Many high school juniors have taken or are studying to take the ACT or SAT. While most students aim to avoid a retake by surpassing their goal on the first test, the reality is that a vast majority of students attempt the ACT or SAT multiple times... and for good reason.
Both the ACT and SAT have a score choice policy that allows students to choose which test administration(s) to submit to colleges. As a result, there are a host of benefits associated with retaking the ACT or SAT for a second, if not third time.

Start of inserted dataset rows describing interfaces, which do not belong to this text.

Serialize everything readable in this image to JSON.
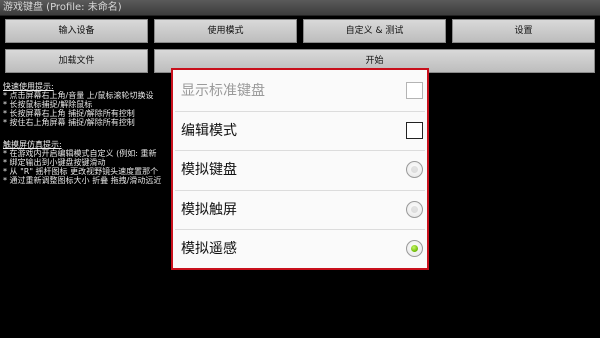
{
  "window": {
    "title": "游戏键盘 (Profile: 未命名)"
  },
  "toolbar": {
    "row1": [
      "输入设备",
      "使用模式",
      "自定义 & 测试",
      "设置"
    ],
    "row2": [
      "加载文件",
      "开始"
    ]
  },
  "help": {
    "quick_heading": "快速使用提示:",
    "quick_lines": [
      "* 点击屏幕右上角/音量 上/鼠标滚轮切换设",
      "* 长按鼠标捕捉/解除鼠标",
      "* 长按屏幕右上角 捕捉/解除所有控制",
      "* 按住右上角屏幕 捕捉/解除所有控制"
    ],
    "touch_heading": "触摸屏仿真提示:",
    "touch_lines": [
      "* 在游戏内开启编辑模式自定义 (例如: 重新",
      "* 绑定输出到小键盘按键滑动",
      "* 从 \"R\" 摇杆图标 更改视野镜头速度置那个",
      "* 通过重新调整图标大小 折叠 拖拽/滑动远近"
    ]
  },
  "dialog": {
    "items": [
      {
        "label": "显示标准键盘",
        "control": "checkbox",
        "checked": false,
        "enabled": false
      },
      {
        "label": "编辑模式",
        "control": "checkbox",
        "checked": false,
        "enabled": true
      },
      {
        "label": "模拟键盘",
        "control": "radio",
        "checked": false,
        "enabled": true
      },
      {
        "label": "模拟触屏",
        "control": "radio",
        "checked": false,
        "enabled": true
      },
      {
        "label": "模拟遥感",
        "control": "radio",
        "checked": true,
        "enabled": true
      }
    ]
  },
  "colors": {
    "dialog_border": "#c8101c",
    "radio_selected": "#79c310",
    "background": "#000000"
  }
}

Colleges do not penalize students who choose to take the ACT or SAT two or three times. It’s actually quite the opposite. The college admissions process rewards students that take the SAT multiple times by taking the SAT super score – a combination of the best performance on each section from multiple tests. While some admissions offices have begun to super score the ACT, most will only accept the highest composite score from a single ACT administration. This does not discount other benefits to multiple attempts at the ACT.

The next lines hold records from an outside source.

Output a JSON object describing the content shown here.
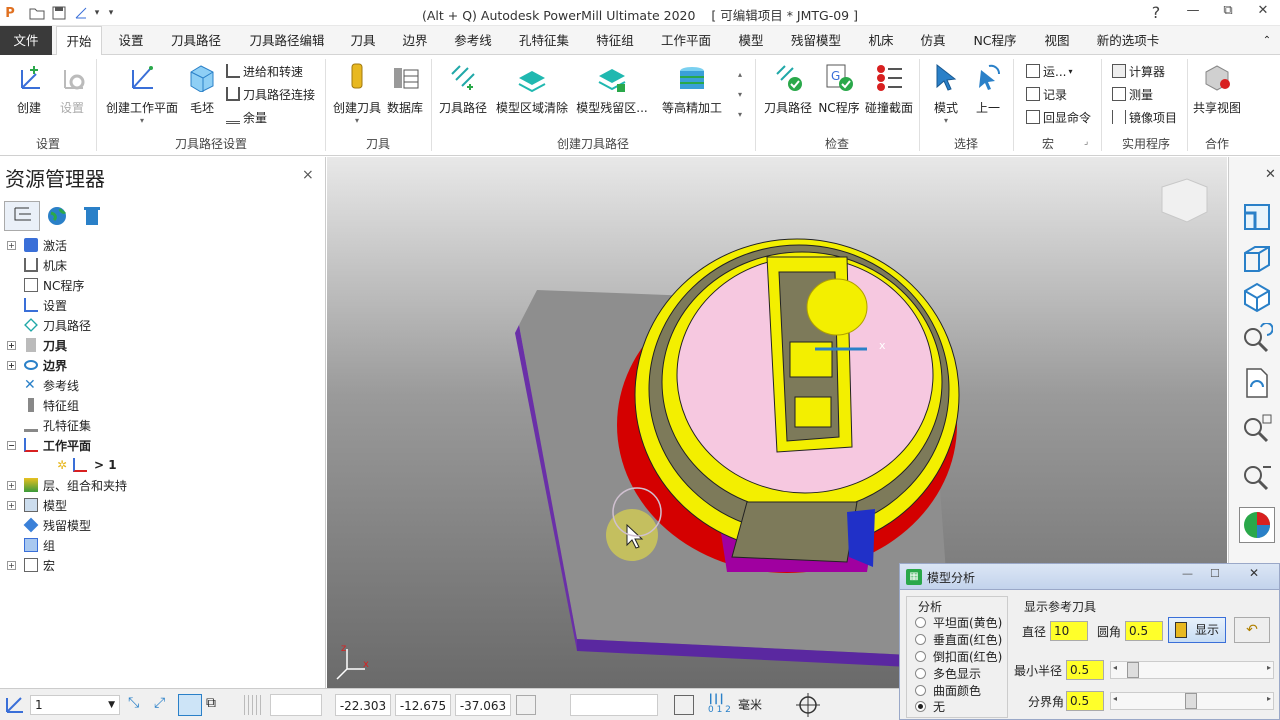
{
  "titlebar": {
    "title": "(Alt + Q) Autodesk PowerMill Ultimate 2020",
    "project": "[ 可编辑项目 * JMTG-09 ]",
    "help": "?",
    "minimize": "—",
    "restore": "⧉",
    "close": "✕"
  },
  "tabs": [
    "文件",
    "开始",
    "设置",
    "刀具路径",
    "刀具路径编辑",
    "刀具",
    "边界",
    "参考线",
    "孔特征集",
    "特征组",
    "工作平面",
    "模型",
    "残留模型",
    "机床",
    "仿真",
    "NC程序",
    "视图",
    "新的选项卡"
  ],
  "ribbon": {
    "create": "创建",
    "settings": "设置",
    "group_setup": "设置",
    "create_workplane": "创建工作平面",
    "blank": "毛坯",
    "feed_rate": "进给和转速",
    "toolpath_connect": "刀具路径连接",
    "allowance": "余量",
    "group_toolpath_setup": "刀具路径设置",
    "create_tool": "创建刀具",
    "database": "数据库",
    "group_tool": "刀具",
    "toolpaths": "刀具路径",
    "model_area_clear": "模型区域清除",
    "model_rest": "模型残留区...",
    "constant_z": "等高精加工",
    "group_create_toolpath": "创建刀具路径",
    "check_toolpath": "刀具路径",
    "check_nc": "NC程序",
    "collision": "碰撞截面",
    "group_check": "检查",
    "mode": "模式",
    "previous": "上一",
    "group_select": "选择",
    "run": "运...",
    "record": "记录",
    "echo": "回显命令",
    "group_macro": "宏",
    "calculator": "计算器",
    "measure": "测量",
    "mirror": "镜像项目",
    "group_utility": "实用程序",
    "share_view": "共享视图",
    "group_collab": "合作"
  },
  "explorer": {
    "title": "资源管理器",
    "close": "×",
    "items": [
      {
        "label": "激活",
        "bold": false
      },
      {
        "label": "机床",
        "bold": false
      },
      {
        "label": "NC程序",
        "bold": false
      },
      {
        "label": "设置",
        "bold": false
      },
      {
        "label": "刀具路径",
        "bold": false
      },
      {
        "label": "刀具",
        "bold": true
      },
      {
        "label": "边界",
        "bold": true
      },
      {
        "label": "参考线",
        "bold": false
      },
      {
        "label": "特征组",
        "bold": false
      },
      {
        "label": "孔特征集",
        "bold": false
      },
      {
        "label": "工作平面",
        "bold": true
      },
      {
        "label": "> 1",
        "bold": true
      },
      {
        "label": "层、组合和夹持",
        "bold": false
      },
      {
        "label": "模型",
        "bold": false
      },
      {
        "label": "残留模型",
        "bold": false
      },
      {
        "label": "组",
        "bold": false
      },
      {
        "label": "宏",
        "bold": false
      }
    ]
  },
  "status": {
    "workplane": "1",
    "x": "-22.303",
    "y": "-12.675",
    "z": "-37.063",
    "units": "毫米"
  },
  "dialog": {
    "title": "模型分析",
    "analysis_label": "分析",
    "options": [
      "平坦面(黄色)",
      "垂直面(红色)",
      "倒扣面(红色)",
      "多色显示",
      "曲面颜色",
      "无"
    ],
    "selected": "无",
    "ref_tool_label": "显示参考刀具",
    "diameter_label": "直径",
    "diameter": "10",
    "corner_label": "圆角",
    "corner": "0.5",
    "show_button": "显示",
    "min_radius_label": "最小半径",
    "min_radius": "0.5",
    "boundary_angle_label": "分界角",
    "boundary_angle": "0.5"
  },
  "colors": {
    "flat": "#f3ef00",
    "vertical": "#d40000",
    "base": "#6a2fa8",
    "top": "#f6c8e0"
  }
}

We all have bad days. There are distractions in our personal lives. For those students who don’t perform up to expectations on a specific test day, there are other opportunities to give the ACT or SAT another crack. Walking into a test with that knowledge can help reduce test anxiety, which happens to be a major road block between students and maximizing their potential on the ACT or SAT.
Along the same lines, students that perform well on their first attempt also have an incentive to retake the ACT or SAT. With a solid score under their belt, students can sit for the ACT or SAT pressure free. Additionally, since the SAT has a guessing penalty, students that have already posted scores close to their personal goals, can retake the test with a more aggressive approach to answering questions. We have found that students frequently improve their results in this situation.
Finally, test preparation is a process that requires time and hard work. Retaking the ACT or SAT can give students additional time to focus on the task at hand. With an official score already in tow, the motivational carrot of improving test scores becomes more concrete. As a result, the work done in the weeks between test dates can be the most effective prep for many students.